"inscription on a tomb or monument," mid-14c., from Old French epitaphe (12c.) and directly from Medieval Latin epitaphium "funeral oration, eulogy," from Greek epitaphion "a funeral oration," noun use of neuter of epitaphios (logos) "(words) spoken on the occasion of a funeral," from epi "at, over" (see epi-) + taphos "tomb, funeral rites," from PIE root *dhembh- "to bury." Related: Epitaphial. Among the Old English equivalents was byrgelsleoð.
epithalamium (n.) Look up epithalamium at Dictionary.com
"bridal song," 1590s (earlier in nativized form epithalamy, 1580s), from Latin epithalamium, from Greek epithalamion "a bridal song," noun use of adjective meaning "of or for a bridal, nuptial," from epi "at, upon" (see epi-) + thalamos "bridal chamber, inner chamber" (see thalamus). Related: Epithalamic.
epithelium (n.) Look up epithelium at Dictionary.com
1748, Modern Latin (Frederick Ruysch), from Greek epi "upon" (see epi-) + thele "teat, nipple" (see fecund). Related: Epithelial.
epithet (n.) Look up epithet at Dictionary.com
"descriptive name for a person or thing," 1570s, from Middle French épithète or directly from Latin epitheton (source also of Spanish epíteto, Portuguese epitheto, Italian epiteto), from Greek epitheton "an epithet; something added," noun use of adjective (neuter of epithetos) "attributed, added, assumed," from epitithenai "to add on," from epi "in addition" (see epi-) + tithenai "to put" (see theme). Related: Epithetic; epithetical.
epitome (n.) Look up epitome at Dictionary.com
1520s, "an abstract; brief statement of the chief points of some writing," from Middle French épitomé (16c.), from Latin epitome "an abridgment," from Greek epitome "an abridgment, a cutting on the surface; brief summary," from epitemnein "cut short, abridge," from epi "into" (see epi-) + temnein "to cut" (see tome). Sense of "person or thing that typifies something" is first recorded c. 1600. Related: Epitomical.
epitomise (v.) Look up epitomise at Dictionary.com
chiefly British English spelling of epitomize.
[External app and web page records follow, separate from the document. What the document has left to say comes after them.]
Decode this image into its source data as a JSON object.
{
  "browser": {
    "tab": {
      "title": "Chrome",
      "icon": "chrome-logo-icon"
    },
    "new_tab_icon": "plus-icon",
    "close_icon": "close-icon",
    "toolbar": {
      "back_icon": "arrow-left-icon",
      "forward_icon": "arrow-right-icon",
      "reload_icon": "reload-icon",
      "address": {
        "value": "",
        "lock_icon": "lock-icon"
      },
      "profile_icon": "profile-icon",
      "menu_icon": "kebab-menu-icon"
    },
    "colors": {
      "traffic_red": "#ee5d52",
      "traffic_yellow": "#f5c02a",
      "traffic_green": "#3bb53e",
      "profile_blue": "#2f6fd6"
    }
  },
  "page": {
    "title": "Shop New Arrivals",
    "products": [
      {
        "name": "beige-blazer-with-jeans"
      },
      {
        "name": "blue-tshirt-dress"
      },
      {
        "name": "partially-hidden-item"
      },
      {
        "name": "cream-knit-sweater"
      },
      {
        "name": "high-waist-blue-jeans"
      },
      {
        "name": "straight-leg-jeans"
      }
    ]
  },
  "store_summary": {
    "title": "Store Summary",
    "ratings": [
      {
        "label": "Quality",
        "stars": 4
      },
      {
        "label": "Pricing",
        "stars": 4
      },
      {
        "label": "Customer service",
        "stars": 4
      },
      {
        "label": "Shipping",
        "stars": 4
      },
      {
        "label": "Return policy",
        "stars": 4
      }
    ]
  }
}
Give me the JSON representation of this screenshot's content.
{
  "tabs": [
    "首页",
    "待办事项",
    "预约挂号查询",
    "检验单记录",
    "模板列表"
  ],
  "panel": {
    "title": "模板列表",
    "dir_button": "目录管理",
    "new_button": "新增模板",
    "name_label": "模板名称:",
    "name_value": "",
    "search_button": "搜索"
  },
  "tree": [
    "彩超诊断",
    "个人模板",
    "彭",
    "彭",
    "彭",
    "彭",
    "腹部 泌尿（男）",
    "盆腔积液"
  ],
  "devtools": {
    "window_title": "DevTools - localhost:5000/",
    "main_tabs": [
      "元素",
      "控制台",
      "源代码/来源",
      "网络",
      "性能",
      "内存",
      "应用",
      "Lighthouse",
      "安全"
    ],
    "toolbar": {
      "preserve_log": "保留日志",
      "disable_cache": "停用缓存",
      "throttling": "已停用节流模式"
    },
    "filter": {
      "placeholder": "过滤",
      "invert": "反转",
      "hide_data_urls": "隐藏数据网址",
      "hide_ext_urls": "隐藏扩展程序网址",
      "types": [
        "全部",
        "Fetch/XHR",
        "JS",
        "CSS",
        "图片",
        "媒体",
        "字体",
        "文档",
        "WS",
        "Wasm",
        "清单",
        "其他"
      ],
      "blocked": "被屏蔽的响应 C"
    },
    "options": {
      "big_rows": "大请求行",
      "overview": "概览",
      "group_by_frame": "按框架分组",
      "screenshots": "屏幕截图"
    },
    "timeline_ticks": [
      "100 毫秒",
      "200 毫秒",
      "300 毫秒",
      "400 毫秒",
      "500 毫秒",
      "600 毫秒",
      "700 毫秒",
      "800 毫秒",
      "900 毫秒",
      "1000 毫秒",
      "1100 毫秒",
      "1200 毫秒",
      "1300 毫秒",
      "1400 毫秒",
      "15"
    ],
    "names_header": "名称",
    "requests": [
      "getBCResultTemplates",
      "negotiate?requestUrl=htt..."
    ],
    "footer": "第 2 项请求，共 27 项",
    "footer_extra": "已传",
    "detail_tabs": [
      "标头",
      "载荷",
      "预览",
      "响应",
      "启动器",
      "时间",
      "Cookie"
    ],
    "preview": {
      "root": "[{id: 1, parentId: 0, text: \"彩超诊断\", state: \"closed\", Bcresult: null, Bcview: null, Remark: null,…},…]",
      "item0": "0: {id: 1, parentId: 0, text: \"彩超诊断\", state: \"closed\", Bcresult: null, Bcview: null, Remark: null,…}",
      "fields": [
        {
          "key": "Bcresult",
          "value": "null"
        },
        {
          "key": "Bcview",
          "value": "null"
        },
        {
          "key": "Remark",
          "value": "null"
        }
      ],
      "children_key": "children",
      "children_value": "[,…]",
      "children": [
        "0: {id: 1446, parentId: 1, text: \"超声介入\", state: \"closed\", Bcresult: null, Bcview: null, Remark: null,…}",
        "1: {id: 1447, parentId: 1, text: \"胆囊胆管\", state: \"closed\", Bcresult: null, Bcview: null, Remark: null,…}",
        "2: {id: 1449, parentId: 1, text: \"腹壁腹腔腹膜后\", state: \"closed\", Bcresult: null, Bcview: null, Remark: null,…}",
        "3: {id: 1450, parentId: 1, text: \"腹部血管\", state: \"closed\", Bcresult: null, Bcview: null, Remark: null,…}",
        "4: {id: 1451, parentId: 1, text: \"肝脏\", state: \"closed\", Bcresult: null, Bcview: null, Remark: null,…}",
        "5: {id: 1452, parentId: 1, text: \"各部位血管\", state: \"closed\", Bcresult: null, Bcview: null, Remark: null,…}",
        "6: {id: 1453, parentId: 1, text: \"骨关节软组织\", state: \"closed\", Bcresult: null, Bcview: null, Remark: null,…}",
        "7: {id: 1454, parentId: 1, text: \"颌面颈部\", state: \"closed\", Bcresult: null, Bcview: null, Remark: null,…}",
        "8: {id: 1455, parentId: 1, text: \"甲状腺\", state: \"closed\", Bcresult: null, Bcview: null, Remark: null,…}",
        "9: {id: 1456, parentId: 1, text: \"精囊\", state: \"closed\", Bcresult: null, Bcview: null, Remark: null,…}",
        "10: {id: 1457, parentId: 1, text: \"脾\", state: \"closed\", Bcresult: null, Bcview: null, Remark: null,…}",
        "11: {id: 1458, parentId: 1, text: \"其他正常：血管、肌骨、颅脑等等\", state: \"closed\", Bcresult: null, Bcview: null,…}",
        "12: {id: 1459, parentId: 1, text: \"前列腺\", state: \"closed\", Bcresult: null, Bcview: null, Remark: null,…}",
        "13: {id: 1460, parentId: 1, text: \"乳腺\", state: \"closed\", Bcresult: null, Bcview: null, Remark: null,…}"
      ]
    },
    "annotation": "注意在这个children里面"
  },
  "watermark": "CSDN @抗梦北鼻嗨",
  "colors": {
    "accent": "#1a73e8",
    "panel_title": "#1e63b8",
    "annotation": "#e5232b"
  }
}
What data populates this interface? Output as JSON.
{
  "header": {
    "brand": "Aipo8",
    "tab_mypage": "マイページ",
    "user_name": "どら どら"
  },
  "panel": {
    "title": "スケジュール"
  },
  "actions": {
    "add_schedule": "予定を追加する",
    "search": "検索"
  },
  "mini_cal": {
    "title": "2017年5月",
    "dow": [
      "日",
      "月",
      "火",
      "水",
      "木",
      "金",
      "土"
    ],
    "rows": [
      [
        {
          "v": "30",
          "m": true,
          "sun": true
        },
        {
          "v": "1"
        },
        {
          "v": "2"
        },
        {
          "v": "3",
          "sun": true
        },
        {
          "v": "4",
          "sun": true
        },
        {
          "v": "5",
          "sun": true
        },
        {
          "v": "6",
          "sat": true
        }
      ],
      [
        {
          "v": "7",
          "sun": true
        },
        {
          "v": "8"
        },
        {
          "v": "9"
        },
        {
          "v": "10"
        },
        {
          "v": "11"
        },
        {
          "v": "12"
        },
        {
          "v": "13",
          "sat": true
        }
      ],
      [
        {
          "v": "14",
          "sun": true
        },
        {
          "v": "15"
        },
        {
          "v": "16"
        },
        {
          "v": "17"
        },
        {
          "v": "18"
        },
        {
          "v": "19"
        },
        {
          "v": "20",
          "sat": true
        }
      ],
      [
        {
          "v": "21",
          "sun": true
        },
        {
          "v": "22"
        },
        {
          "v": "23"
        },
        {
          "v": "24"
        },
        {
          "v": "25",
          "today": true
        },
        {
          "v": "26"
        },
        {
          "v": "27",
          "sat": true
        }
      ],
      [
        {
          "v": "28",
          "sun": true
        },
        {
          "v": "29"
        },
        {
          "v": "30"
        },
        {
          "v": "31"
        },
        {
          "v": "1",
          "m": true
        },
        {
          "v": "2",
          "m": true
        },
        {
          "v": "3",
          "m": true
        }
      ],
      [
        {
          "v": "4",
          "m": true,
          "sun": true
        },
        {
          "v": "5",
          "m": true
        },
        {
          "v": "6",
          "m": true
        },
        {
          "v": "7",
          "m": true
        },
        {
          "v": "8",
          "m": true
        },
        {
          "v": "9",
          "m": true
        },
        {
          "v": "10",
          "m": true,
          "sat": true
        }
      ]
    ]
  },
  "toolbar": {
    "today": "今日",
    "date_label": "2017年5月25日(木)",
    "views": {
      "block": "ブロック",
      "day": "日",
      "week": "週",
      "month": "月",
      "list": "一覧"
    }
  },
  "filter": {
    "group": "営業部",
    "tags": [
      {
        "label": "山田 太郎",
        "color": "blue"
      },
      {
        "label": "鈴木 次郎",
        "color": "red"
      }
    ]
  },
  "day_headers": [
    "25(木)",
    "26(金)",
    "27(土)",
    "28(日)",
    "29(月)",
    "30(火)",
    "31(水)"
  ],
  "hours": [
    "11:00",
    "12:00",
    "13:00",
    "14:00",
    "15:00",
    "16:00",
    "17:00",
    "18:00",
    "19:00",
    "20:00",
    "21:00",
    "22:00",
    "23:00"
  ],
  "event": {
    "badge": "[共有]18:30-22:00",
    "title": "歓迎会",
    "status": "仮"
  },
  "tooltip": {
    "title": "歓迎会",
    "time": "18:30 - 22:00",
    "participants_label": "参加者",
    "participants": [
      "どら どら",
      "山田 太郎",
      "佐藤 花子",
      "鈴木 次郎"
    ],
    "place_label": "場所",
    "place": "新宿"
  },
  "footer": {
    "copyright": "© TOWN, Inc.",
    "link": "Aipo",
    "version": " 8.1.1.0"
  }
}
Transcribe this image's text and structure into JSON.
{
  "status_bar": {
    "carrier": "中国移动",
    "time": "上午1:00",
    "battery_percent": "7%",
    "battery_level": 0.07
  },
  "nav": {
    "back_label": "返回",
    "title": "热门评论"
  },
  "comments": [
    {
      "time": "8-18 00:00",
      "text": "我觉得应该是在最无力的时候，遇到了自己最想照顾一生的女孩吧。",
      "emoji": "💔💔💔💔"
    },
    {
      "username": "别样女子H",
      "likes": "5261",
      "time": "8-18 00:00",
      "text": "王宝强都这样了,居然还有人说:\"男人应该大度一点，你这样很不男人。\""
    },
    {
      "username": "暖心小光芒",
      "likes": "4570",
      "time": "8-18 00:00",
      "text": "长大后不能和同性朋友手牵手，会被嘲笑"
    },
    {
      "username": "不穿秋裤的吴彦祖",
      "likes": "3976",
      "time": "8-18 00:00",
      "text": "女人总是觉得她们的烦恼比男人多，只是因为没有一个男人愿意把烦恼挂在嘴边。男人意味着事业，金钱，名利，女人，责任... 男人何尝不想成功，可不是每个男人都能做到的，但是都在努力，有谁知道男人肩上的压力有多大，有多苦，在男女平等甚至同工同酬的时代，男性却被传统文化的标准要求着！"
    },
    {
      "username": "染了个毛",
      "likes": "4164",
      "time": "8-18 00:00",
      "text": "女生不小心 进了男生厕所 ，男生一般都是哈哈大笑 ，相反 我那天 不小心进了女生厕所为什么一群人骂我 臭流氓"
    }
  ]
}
For spelling, see -ize. Related: Epitomised; epitomises; epitomising.
epitomize (v.) Look up epitomize at Dictionary.com
1590s, "shorten, condense, abridge," from epitome + -ize. Meaning "typify, embody" is from 1620s. Related: Epitomized; epitomizing; epitomizes.
epizoic (adj.) Look up epizoic at Dictionary.com
"living on the surface or in the skin of animals," 1832, from epizoon + -ic.
epizoon (n.) Look up epizoon at Dictionary.com
"parasitic animal on the surface or in the skin of another," 1836, from epi- "on" + Greek zoon "animal" (see zoo-).
epizootic (n.) Look up epizootic at Dictionary.com
animal equivalent of epidemic, 1748, from French épizootique, from épizootie, irregularly formed from Greek epi "on, upon" (see epi-) + zoon "animal" (see zoo-). As an adjective from 1790.
epoch (n.) Look up epoch at Dictionary.com
1610s, epocha, "point marking the start of a new period in time" (such as the founding of Rome, the birth of Christ, the Hegira), from Medieval Latin epocha, from Greek epokhe "stoppage, fixed point of time," from epekhein "to pause, take up a position," from epi "on" (see epi-) + ekhein "to hold" (see scheme (n.)). Transferred sense of "a period of time" is 1620s; geological usage (not a precise measurement) is from 1802.
epochal (adj.) Look up epochal at Dictionary.com
1680s, from epoch + -al (1).